Connecting their little learners with the natural environment, Suncoast Christian College’s bush kindy is fast becoming the region’s most popular early learning program.
In an era when outdoor play has lost much of its value, simply due to lack of time, space and resources for many modern families, Suncoast Christian College has found a way to regularly provide hours of outdoor learning experiences for their little learners through their popular bush kindy.
“Our bush kindy program started over eight years ago with our children interested in exploring nature,” explained Krystle Cullen, Little Learners Director. “It was the children’s drive and passion that led the team to consider alternate options for our Little Learners to nurture their desire to explore. From there, the program continued to grow in popularity and became a solid addition to the kindy program.”
With the College having a section of remnant rainforest on campus, providing a bush kindy program was an easy addition to the early learning curriculum.

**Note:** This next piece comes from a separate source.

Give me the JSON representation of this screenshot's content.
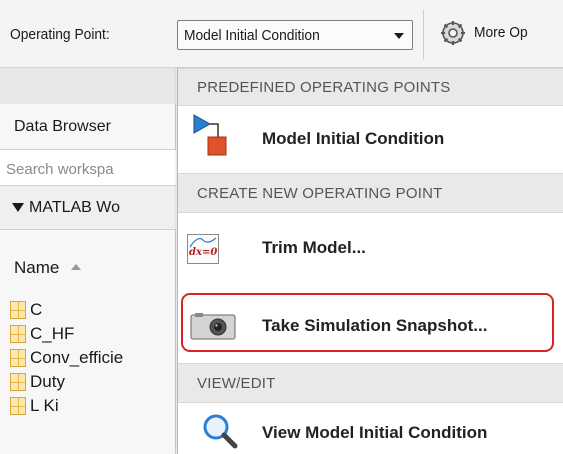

“We are extremely lucky to be set within the Suncoast Christian College grounds, allowing us access to all areas. Behind our service, we have large bushland with mature trees, a creek bed and plenty of space to explore and gather, right at our fingertips.”

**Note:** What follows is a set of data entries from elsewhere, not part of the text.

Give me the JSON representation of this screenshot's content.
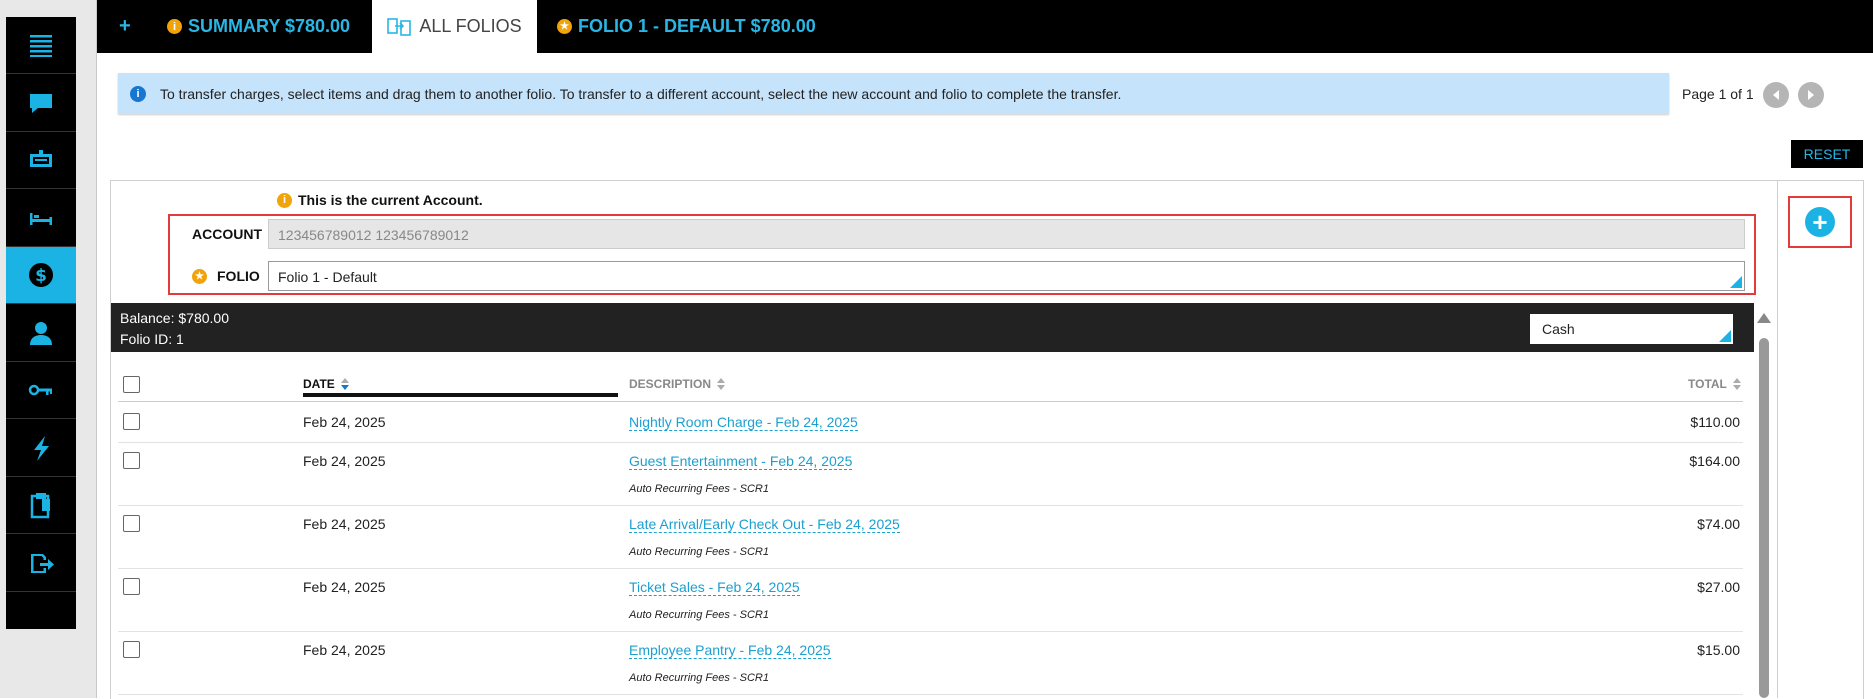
{
  "tabs": {
    "add": "+",
    "summary": "SUMMARY $780.00",
    "all_folios": "ALL FOLIOS",
    "folio1": "FOLIO 1 - DEFAULT $780.00"
  },
  "banner": {
    "text": "To transfer charges, select items and drag them to another folio. To transfer to a different account, select the new account and folio to complete the transfer."
  },
  "pager": {
    "text": "Page 1 of 1"
  },
  "reset_label": "RESET",
  "current_note": "This is the current Account.",
  "account": {
    "label": "ACCOUNT",
    "value": "123456789012 123456789012"
  },
  "folio": {
    "label": "FOLIO",
    "value": "Folio 1 - Default"
  },
  "balance": {
    "line1": "Balance: $780.00",
    "line2": "Folio ID: 1",
    "payment_method": "Cash"
  },
  "table": {
    "headers": {
      "date": "DATE",
      "description": "DESCRIPTION",
      "total": "TOTAL"
    },
    "rows": [
      {
        "date": "Feb 24, 2025",
        "description": "Nightly Room Charge - Feb 24, 2025",
        "sub": "",
        "total": "$110.00"
      },
      {
        "date": "Feb 24, 2025",
        "description": "Guest Entertainment - Feb 24, 2025",
        "sub": "Auto Recurring Fees - SCR1",
        "total": "$164.00"
      },
      {
        "date": "Feb 24, 2025",
        "description": "Late Arrival/Early Check Out - Feb 24, 2025",
        "sub": "Auto Recurring Fees - SCR1",
        "total": "$74.00"
      },
      {
        "date": "Feb 24, 2025",
        "description": "Ticket Sales - Feb 24, 2025",
        "sub": "Auto Recurring Fees - SCR1",
        "total": "$27.00"
      },
      {
        "date": "Feb 24, 2025",
        "description": "Employee Pantry - Feb 24, 2025",
        "sub": "Auto Recurring Fees - SCR1",
        "total": "$15.00"
      }
    ]
  },
  "rail_icons": [
    "menu-icon",
    "chat-icon",
    "reservation-icon",
    "bed-icon",
    "dollar-icon",
    "guest-icon",
    "key-icon",
    "lightning-icon",
    "clipboard-icon",
    "export-icon"
  ],
  "colors": {
    "accent": "#1bb3e3",
    "warning": "#f0a30a",
    "highlight": "#e23b3b",
    "banner": "#c5e3fb"
  }
}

Similar to the innovative European Forest Schools, Little Learners bush kindy provides kids with the opportunity to play in the rain, climb trees, balance on fallen logs, get involved in dramatic play, find insects, draw with sticks in the ground and spend hours exploring in nature.

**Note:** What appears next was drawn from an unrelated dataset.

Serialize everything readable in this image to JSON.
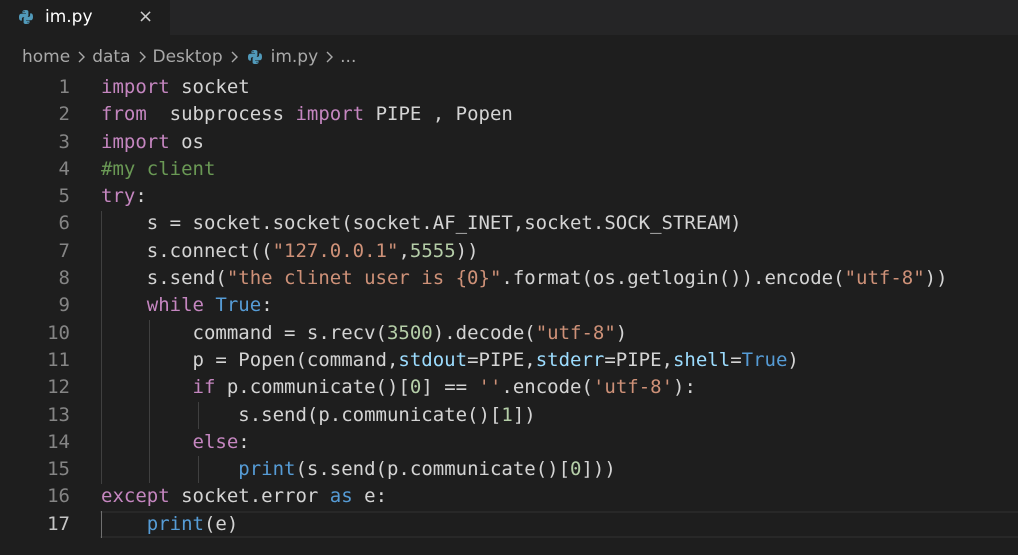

“They can have adventures and collect goodies from the forest for bush craft. There are opportunities to learn about the environment, bush safety and how to engage in nature play,” said Krystle.
Why is nature play so important?
Educators at Little Learners have always been strong advocates of nature play, believing that is it fundamental for every child.
“For children, play is learning,” Krystle said. “Nature play significantly improves all aspects of child development: physical, cognitive, social and emotional. Playing outdoors grows resilience, self-confidence, initiative, creativity and more. It encourages the joy of movement; it nurtures wild imaginations, experimentation, friendships, social connections and behaviour. It fosters confidence, self esteem and independence through outdoor play and exploration.”
The bush kindy program is an experience that wholly supports Little Learners’ philosophy.
“We acknowledge that children are full of curiosity about themselves, their environment and the world they live in. We advocate for children to question and reflect on their own ideas, as well as those around them; to take risks where they become, in a sense, the catalyst of their own curriculum,” Krystle continued. “By allowing the children to ‘be children’, they explore and learn about their world and themselves through play, which is intentionally organised to promote further thinking and analysis.”
“We believe childhood is precious and that an important part of childhood is being outside in nature. We know that children need more time outside in nature, which is a concept supported by research. That’s why we pioneered the concept of Bush Kindy.”
What happens on a usual bush kindy day?
The bush kindy program runs twice a week with the children safely escorted by the educators to the on-site forest. As the Sunshine Coast can get quite warm, it is usually run only in the cooler months.
Educators at Suncoast Little Learners try not to have a scheduled routine on bush kindy days, but rather let the children explore freely, allowing the children to immerse themselves in the environment.
“Children are natural learners, so this program provides children with the time, an ideal environment for them to learn in and two or three hours of uninterrupted play in the bush, using what nature has provided as learning materials,” said Krystle.
“We offer a variety of experiences that incorporate various elements of risk. It’s hard to pinpoint a favourite activity, although we do find many children gravitate towards our vine swing, mud play and the teepee that everyone helped to build,” Krystle continued.
“Stories are told, songs are sung, knowledge is shared. Through play, your children will connect with and respect this space. They will connect with their land in a way that cannot be done under a roof or within walls.”
The bush kindy is now one of Suncoast Little Learners’ most popular programs. “We find that our Bush Kindy days are our most popular, with many families on the waitlist with children eager to experience the adventure.”
“I believe our program has been successful in many ways as it not only allows the children freedom and unscheduled play but creates and provides a space for them to negotiate, analyse, run, create, dream, and get dirty,” says Krystle. “We measure our success on our Bush Kindy’s popularity as there is never a child that doesn’t want to go, and they are always asking to stay longer!”